EXERCISE:
All the data beneath this line is to be reproduced exactly.

SUPPLIED DATA:
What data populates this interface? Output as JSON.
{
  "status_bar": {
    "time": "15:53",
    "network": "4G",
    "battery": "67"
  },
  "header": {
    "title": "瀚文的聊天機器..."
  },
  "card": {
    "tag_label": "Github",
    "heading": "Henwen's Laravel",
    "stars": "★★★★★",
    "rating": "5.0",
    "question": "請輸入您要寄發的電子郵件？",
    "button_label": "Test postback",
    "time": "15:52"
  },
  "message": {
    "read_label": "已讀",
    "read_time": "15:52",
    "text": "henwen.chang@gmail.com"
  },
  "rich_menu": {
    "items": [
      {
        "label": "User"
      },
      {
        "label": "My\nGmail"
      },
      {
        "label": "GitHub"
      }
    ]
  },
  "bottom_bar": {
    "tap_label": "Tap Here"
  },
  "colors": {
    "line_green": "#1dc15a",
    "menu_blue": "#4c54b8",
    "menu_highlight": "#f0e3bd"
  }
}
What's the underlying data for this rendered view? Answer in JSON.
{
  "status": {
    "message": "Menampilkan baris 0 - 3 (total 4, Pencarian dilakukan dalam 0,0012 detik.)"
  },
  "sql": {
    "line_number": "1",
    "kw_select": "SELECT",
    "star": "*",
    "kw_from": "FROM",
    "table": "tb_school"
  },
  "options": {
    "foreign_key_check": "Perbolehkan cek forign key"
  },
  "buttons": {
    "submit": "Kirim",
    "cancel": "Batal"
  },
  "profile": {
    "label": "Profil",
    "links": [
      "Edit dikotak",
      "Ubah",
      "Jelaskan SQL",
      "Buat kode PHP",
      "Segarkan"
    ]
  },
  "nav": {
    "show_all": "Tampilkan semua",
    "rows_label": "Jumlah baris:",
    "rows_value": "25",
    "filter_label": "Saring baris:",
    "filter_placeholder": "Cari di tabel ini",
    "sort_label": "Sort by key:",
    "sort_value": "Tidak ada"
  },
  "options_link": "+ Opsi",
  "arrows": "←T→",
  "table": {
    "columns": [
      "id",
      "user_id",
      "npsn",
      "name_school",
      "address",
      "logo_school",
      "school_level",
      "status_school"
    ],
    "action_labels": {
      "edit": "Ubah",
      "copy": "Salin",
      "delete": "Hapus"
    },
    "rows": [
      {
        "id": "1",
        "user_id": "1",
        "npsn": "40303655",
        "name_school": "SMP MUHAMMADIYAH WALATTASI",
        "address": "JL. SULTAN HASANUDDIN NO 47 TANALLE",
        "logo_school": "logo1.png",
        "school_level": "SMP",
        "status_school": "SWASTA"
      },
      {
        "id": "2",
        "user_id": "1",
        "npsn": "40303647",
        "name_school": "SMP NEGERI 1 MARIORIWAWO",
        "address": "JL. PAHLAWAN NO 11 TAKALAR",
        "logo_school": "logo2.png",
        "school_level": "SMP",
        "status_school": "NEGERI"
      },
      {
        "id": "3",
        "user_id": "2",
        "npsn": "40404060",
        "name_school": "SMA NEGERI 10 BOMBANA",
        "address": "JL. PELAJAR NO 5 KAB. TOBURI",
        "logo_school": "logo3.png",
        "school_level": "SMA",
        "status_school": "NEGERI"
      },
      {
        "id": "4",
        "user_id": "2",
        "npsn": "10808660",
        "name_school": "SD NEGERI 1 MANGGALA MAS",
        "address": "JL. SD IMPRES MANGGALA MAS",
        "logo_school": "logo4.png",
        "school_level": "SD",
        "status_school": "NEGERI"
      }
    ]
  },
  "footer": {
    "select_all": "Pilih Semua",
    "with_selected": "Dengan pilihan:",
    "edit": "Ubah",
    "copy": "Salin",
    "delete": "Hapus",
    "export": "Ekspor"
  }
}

ANSWER TO THE PROBLEM:
What data populates this interface? Output as JSON.
{
  "status_bar": {
    "time": "15:53",
    "network": "4G",
    "battery": "67"
  },
  "header": {
    "title": "瀚文的聊天機器..."
  },
  "card": {
    "tag_label": "Github",
    "heading": "Henwen's Laravel",
    "stars": "★★★★★",
    "rating": "5.0",
    "question": "請輸入您要寄發的電子郵件？",
    "button_label": "Test postback",
    "time": "15:52"
  },
  "message": {
    "read_label": "已讀",
    "read_time": "15:52",
    "text": "henwen.chang@gmail.com"
  },
  "rich_menu": {
    "items": [
      {
        "label": "User"
      },
      {
        "label": "My\nGmail"
      },
      {
        "label": "GitHub"
      }
    ]
  },
  "bottom_bar": {
    "tap_label": "Tap Here"
  },
  "colors": {
    "line_green": "#1dc15a",
    "menu_blue": "#4c54b8",
    "menu_highlight": "#f0e3bd"
  }
}
What's the underlying data for this rendered view? Answer in JSON.
{
  "status": {
    "message": "Menampilkan baris 0 - 3 (total 4, Pencarian dilakukan dalam 0,0012 detik.)"
  },
  "sql": {
    "line_number": "1",
    "kw_select": "SELECT",
    "star": "*",
    "kw_from": "FROM",
    "table": "tb_school"
  },
  "options": {
    "foreign_key_check": "Perbolehkan cek forign key"
  },
  "buttons": {
    "submit": "Kirim",
    "cancel": "Batal"
  },
  "profile": {
    "label": "Profil",
    "links": [
      "Edit dikotak",
      "Ubah",
      "Jelaskan SQL",
      "Buat kode PHP",
      "Segarkan"
    ]
  },
  "nav": {
    "show_all": "Tampilkan semua",
    "rows_label": "Jumlah baris:",
    "rows_value": "25",
    "filter_label": "Saring baris:",
    "filter_placeholder": "Cari di tabel ini",
    "sort_label": "Sort by key:",
    "sort_value": "Tidak ada"
  },
  "options_link": "+ Opsi",
  "arrows": "←T→",
  "table": {
    "columns": [
      "id",
      "user_id",
      "npsn",
      "name_school",
      "address",
      "logo_school",
      "school_level",
      "status_school"
    ],
    "action_labels": {
      "edit": "Ubah",
      "copy": "Salin",
      "delete": "Hapus"
    },
    "rows": [
      {
        "id": "1",
        "user_id": "1",
        "npsn": "40303655",
        "name_school": "SMP MUHAMMADIYAH WALATTASI",
        "address": "JL. SULTAN HASANUDDIN NO 47 TANALLE",
        "logo_school": "logo1.png",
        "school_level": "SMP",
        "status_school": "SWASTA"
      },
      {
        "id": "2",
        "user_id": "1",
        "npsn": "40303647",
        "name_school": "SMP NEGERI 1 MARIORIWAWO",
        "address": "JL. PAHLAWAN NO 11 TAKALAR",
        "logo_school": "logo2.png",
        "school_level": "SMP",
        "status_school": "NEGERI"
      },
      {
        "id": "3",
        "user_id": "2",
        "npsn": "40404060",
        "name_school": "SMA NEGERI 10 BOMBANA",
        "address": "JL. PELAJAR NO 5 KAB. TOBURI",
        "logo_school": "logo3.png",
        "school_level": "SMA",
        "status_school": "NEGERI"
      },
      {
        "id": "4",
        "user_id": "2",
        "npsn": "10808660",
        "name_school": "SD NEGERI 1 MANGGALA MAS",
        "address": "JL. SD IMPRES MANGGALA MAS",
        "logo_school": "logo4.png",
        "school_level": "SD",
        "status_school": "NEGERI"
      }
    ]
  },
  "footer": {
    "select_all": "Pilih Semua",
    "with_selected": "Dengan pilihan:",
    "edit": "Ubah",
    "copy": "Salin",
    "delete": "Hapus",
    "export": "Ekspor"
  }
}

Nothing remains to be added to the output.